Meanwhile, Don and Megan get misread by a pair of swingers at dinner. It’s an honest mistake, sort of—outsiders look at them and see a wealthy, modern couple and make certain assumptions about their lifestyle. They balk at the proposition, and later we see Don’s so jealous he can’t even handle Megan kissing another man during a love scene on her soap opera, likening it to prostitution.
See, Don’s ketchup masquerading as a gourmet meal. So when it comes time to pitch Heinz, there’s nary a bottle or a drop of the stuff in sight. He doesn’t even use the word “ketchup”—”Pass the Heinz,” reads the copy. He essentially pitches Heinz the same way he pitched Jaguar, and it doesn’t go over well. On their way out, the SCDP team runs into Peggy and her CGC cronies, and Don seems genuinely surprised to see her. Of course he is; he’s always taken her for granted, and now it’s finally hitting him that she’s the competition. But while he never treated her like the indispensable team member she was, Don realizes that Peggy is capable of great work, and he shoos everyone else away before leaning against the door and listening in on her pitch.
Peggy takes it in the complete opposite direction, and the Heinz guys eat it up (pun intended). She embraces the fact that she’s selling ketchup, mentions catsup as a weak alternative and tells them, “If you don’t like what people are saying, change the conversation” before revealing her ad: “Heinz: the only ketchup” it reads, above a giant bottle of the stuff. She and Ted walk out triumphant.
The prestige that comes with ketchup.
-Those weren’t the only people trying to change the conversation about themselves.
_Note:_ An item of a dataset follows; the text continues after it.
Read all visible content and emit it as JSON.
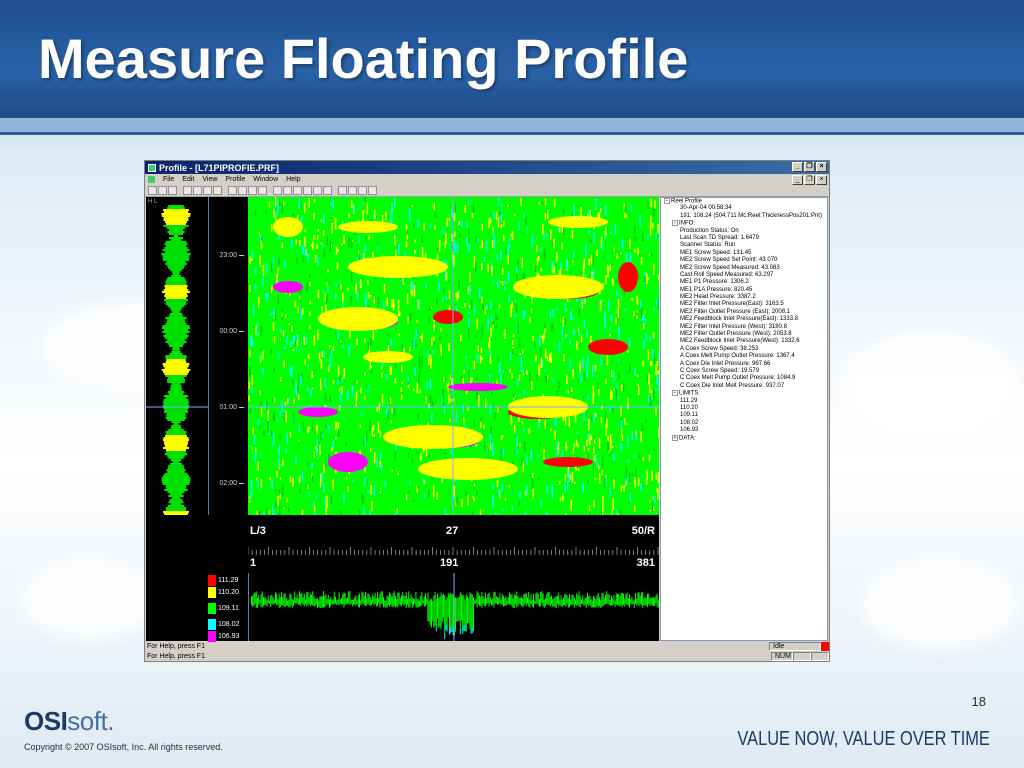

The Broadway Joe TV special Harry sells is an attempt to make a football star seem more sophisticated and cultured and paint Dow Chemical in a better light, and Sylvia’s discussion with Don about the cross she wears reminds us she’s not exactly practicing what she’s preaching by sleeping with him.
-”If he wants people to stop hating him, he should stop dropping napalm on children.”
-Was it just me, or did Stan look like Grizzly Adams with his beard and his fringe coat?
-”A hot dog cries out for mustard.” Yes, Don! Chicago-style hot dogs for life.
-Interesting that Don would volunteer at the dinner table that he’s against the war in Vietnam.